Paper metaphor

A list item in a list view can transform and expand to create the details view, and overlay a new surface


This effect happens when a view is elevated above a sibling with which it was sharing the same elevation. Scrolling toolbar demo

When using AppBarLayout, remember that it expects a sibling with nestedScrollingEnabled=true

Lesson 3: Bold graphic design

Getstalt principles

  • Law of past familiar experience: use familiar objects
  • Law of proximity: close stuff are related
  • Law of similarity: similar objects are related


  • All spacing values are multiple of 8dp
  • All line heights are multiple of 4 dp

Sketch template with Material Design


You can override the Theme (AppCompat or Material) default colors using the values:

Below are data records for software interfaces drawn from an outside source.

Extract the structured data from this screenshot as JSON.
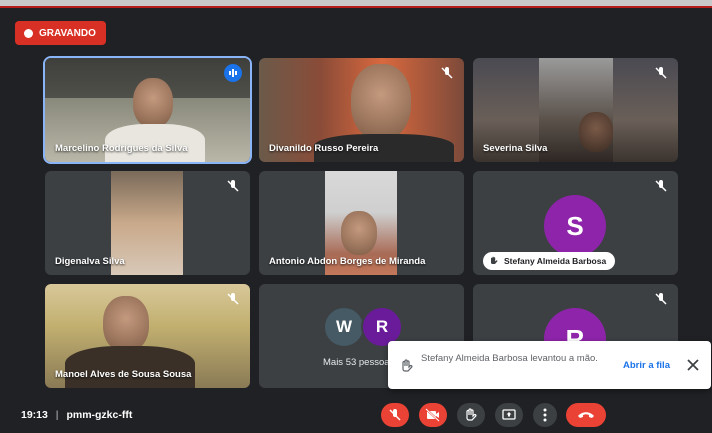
{
  "recording": {
    "label": "GRAVANDO"
  },
  "tiles": [
    {
      "name": "Marcelino Rodrigues da Silva"
    },
    {
      "name": "Divanildo Russo Pereira"
    },
    {
      "name": "Severina Silva"
    },
    {
      "name": "Digenalva Silva"
    },
    {
      "name": "Antonio Abdon Borges de Miranda"
    },
    {
      "name": "Stefany Almeida Barbosa",
      "avatar": "S",
      "avatar_color": "#8e24aa"
    },
    {
      "name": "Manoel Alves de Sousa Sousa"
    },
    {
      "more_label": "Mais 53 pessoas",
      "avatars": [
        "W",
        "R"
      ]
    },
    {
      "avatar": "R",
      "avatar_color": "#8e24aa"
    }
  ],
  "toast": {
    "message": "Stefany Almeida Barbosa levantou a mão.",
    "action": "Abrir a fila"
  },
  "meeting": {
    "time": "19:13",
    "separator": "|",
    "code": "pmm-gzkc-fft"
  },
  "colors": {
    "accent": "#8ab4f8",
    "danger": "#ea4335",
    "link": "#1a73e8"
  }
}
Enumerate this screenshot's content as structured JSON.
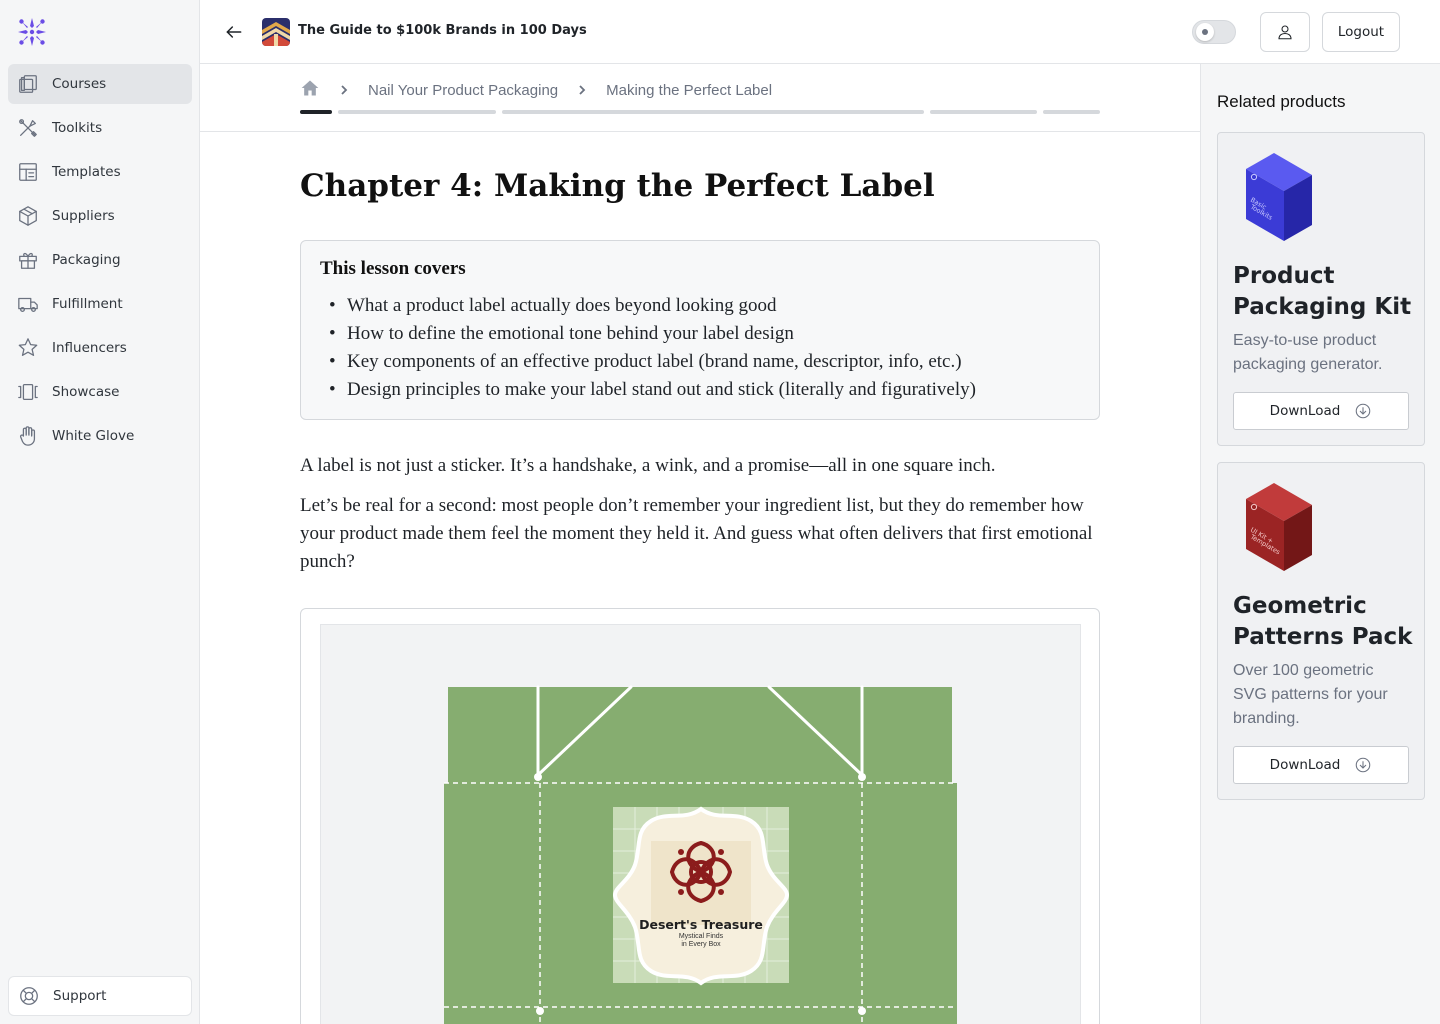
{
  "sidebar": {
    "items": [
      {
        "label": "Courses",
        "icon": "courses-icon",
        "active": true
      },
      {
        "label": "Toolkits",
        "icon": "toolkits-icon"
      },
      {
        "label": "Templates",
        "icon": "templates-icon"
      },
      {
        "label": "Suppliers",
        "icon": "suppliers-icon"
      },
      {
        "label": "Packaging",
        "icon": "packaging-icon"
      },
      {
        "label": "Fulfillment",
        "icon": "fulfillment-icon"
      },
      {
        "label": "Influencers",
        "icon": "influencers-icon"
      },
      {
        "label": "Showcase",
        "icon": "showcase-icon"
      },
      {
        "label": "White Glove",
        "icon": "white-glove-icon"
      }
    ],
    "support_label": "Support"
  },
  "header": {
    "course_title": "The Guide to $100k Brands in 100 Days",
    "logout_label": "Logout"
  },
  "breadcrumb": {
    "items": [
      "Nail Your Product Packaging",
      "Making the Perfect Label"
    ]
  },
  "lesson": {
    "title": "Chapter 4: Making the Perfect Label",
    "covers_heading": "This lesson covers",
    "covers_items": [
      "What a product label actually does beyond looking good",
      "How to define the emotional tone behind your label design",
      "Key components of an effective product label (brand name, descriptor, info, etc.)",
      "Design principles to make your label stand out and stick (literally and figuratively)"
    ],
    "paragraphs": [
      "A label is not just a sticker. It’s a handshake, a wink, and a promise—all in one square inch.",
      "Let’s be real for a second: most people don’t remember your ingredient list, but they do remember how your product made them feel the moment they held it. And guess what often delivers that first emotional punch?"
    ],
    "figure": {
      "label_brand": "Desert's Treasure",
      "label_tagline_1": "Mystical Finds",
      "label_tagline_2": "in Every Box"
    }
  },
  "related": {
    "heading": "Related products",
    "products": [
      {
        "name_1": "Product",
        "name_2": "Packaging Kit",
        "desc_1": "Easy-to-use product",
        "desc_2": "packaging generator.",
        "button": "DownLoad",
        "box_text": "Basic Toolkits",
        "box_color": "#3b3bd6"
      },
      {
        "name_1": "Geometric",
        "name_2": "Patterns Pack",
        "desc_1": "Over 100 geometric",
        "desc_2": "SVG patterns for your",
        "desc_3": "branding.",
        "button": "DownLoad",
        "box_text": "UI Kit + Templates",
        "box_color": "#9b2424"
      }
    ]
  },
  "colors": {
    "accent": "#6b4de6",
    "packaging_green": "#86ad70",
    "label_cream": "#f6efdd",
    "label_maroon": "#8b1c1c"
  }
}
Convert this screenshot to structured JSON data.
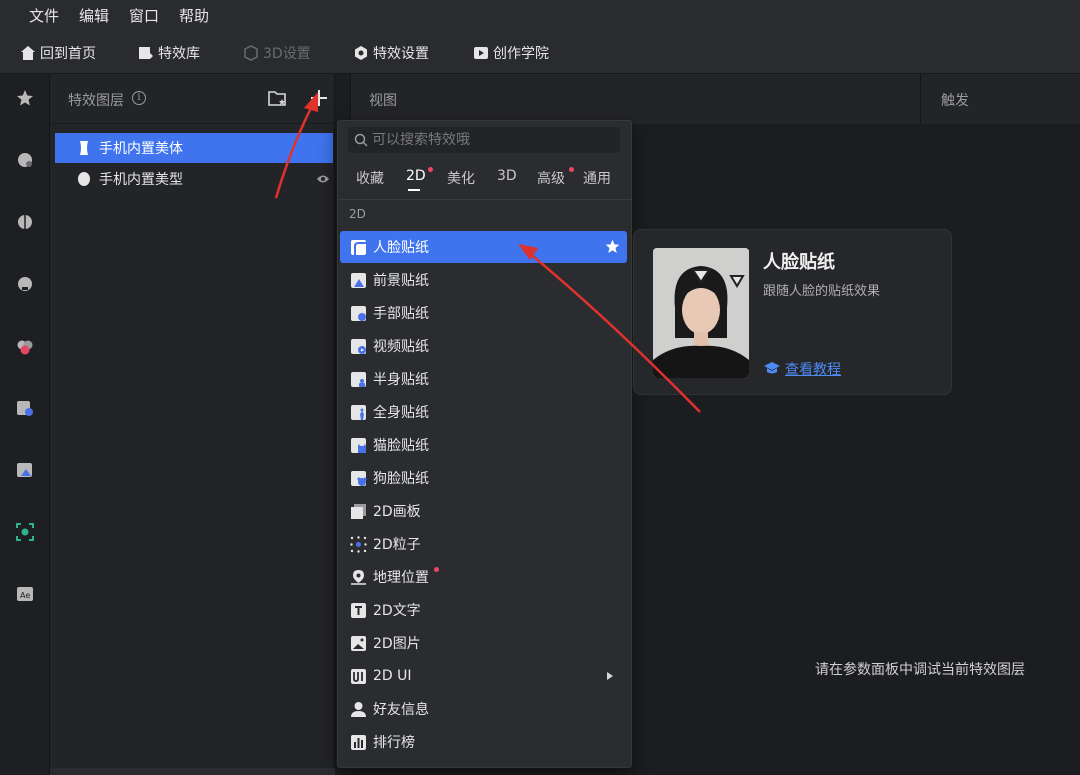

  • colorPrimary: for app bar color
  • colorPrimaryDark: for status bar color
  • textColorPrimary: for app bar text color
  • windowBackground: for background color of window
  • navigationBarColor: for software buttons bar background color
  • colorAccent: for stuff that sticks out

Choose a palette of colors


Use Roboto. Enough said


Material Design Icons

Lesson 4: Meaningful motion

Animations in Android 4.4

New TransitionManager class that transitions between scenes. TransitionInflater for custom xml

Animations in Android 5.0

  • Content transition for transition in master/detail views
  • Shared element transition


To customize animation for shared element transition, change the windowSharedElementEnterTransition theme property

Instructive motion

  • Animation length ~300ms
  • Use fast-out slow-in for movement within the screen
  • Use linear-out slow-in for objects entering the screen
  • Use fast-out linear-in for objects leaving the screen
  • Use Interpolator to control movement: http://developer.android.com/reference/android/view/animation/Interpolator.html
  • When doing a shared element transition, use a curved motion
  • When doing an increase in size, change width then height



TickCross Demo

Lesson 5: Adaptive design

Always inherit your theme twice, so you can override the base theme in your sw600-dp style

PS: I know I am not supposed to tell you what to do, but, you know, you could always follow me on Twitter